(Web page and app entries)
##########

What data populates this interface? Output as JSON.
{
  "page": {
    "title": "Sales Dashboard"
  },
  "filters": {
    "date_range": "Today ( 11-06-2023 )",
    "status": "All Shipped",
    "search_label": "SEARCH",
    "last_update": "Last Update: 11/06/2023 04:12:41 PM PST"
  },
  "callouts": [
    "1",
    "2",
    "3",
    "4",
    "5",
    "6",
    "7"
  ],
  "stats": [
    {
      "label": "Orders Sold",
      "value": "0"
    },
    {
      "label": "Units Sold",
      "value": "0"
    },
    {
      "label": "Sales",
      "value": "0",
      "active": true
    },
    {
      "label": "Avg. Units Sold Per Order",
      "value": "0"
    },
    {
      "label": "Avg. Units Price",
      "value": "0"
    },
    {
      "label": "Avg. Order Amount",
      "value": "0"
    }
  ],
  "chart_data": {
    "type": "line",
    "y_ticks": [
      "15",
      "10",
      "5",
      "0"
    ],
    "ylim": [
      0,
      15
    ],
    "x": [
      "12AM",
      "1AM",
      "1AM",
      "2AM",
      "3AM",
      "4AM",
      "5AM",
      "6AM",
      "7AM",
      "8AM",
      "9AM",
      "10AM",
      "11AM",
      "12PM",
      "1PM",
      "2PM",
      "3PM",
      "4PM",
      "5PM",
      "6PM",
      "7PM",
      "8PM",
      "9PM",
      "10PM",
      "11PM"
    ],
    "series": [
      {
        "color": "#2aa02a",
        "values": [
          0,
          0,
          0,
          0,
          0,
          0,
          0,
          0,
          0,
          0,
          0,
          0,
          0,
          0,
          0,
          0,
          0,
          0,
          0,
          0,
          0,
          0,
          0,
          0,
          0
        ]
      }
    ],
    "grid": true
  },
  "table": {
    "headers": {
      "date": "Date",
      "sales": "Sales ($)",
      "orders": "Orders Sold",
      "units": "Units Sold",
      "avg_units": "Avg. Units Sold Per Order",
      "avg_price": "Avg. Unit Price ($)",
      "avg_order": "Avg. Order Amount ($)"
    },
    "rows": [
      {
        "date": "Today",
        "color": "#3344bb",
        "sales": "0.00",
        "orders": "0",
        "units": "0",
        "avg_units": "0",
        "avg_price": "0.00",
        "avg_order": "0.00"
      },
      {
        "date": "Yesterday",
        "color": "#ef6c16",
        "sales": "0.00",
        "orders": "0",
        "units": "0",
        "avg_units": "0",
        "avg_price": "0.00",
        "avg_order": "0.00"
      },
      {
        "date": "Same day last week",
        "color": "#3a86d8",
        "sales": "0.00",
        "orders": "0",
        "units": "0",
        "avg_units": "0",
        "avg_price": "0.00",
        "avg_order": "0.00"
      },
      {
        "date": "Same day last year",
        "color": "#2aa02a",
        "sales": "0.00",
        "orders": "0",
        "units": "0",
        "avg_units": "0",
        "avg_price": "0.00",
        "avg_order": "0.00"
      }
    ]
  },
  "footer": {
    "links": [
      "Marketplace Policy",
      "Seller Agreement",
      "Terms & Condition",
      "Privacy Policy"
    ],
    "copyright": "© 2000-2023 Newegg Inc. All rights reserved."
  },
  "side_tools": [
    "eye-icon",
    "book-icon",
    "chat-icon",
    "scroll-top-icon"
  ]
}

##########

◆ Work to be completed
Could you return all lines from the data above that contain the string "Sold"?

◆ Response
      "label": "Orders Sold",
      "label": "Units Sold",
      "label": "Avg. Units Sold Per Order",
      "orders": "Orders Sold",
      "units": "Units Sold",
      "avg_units": "Avg. Units Sold Per Order",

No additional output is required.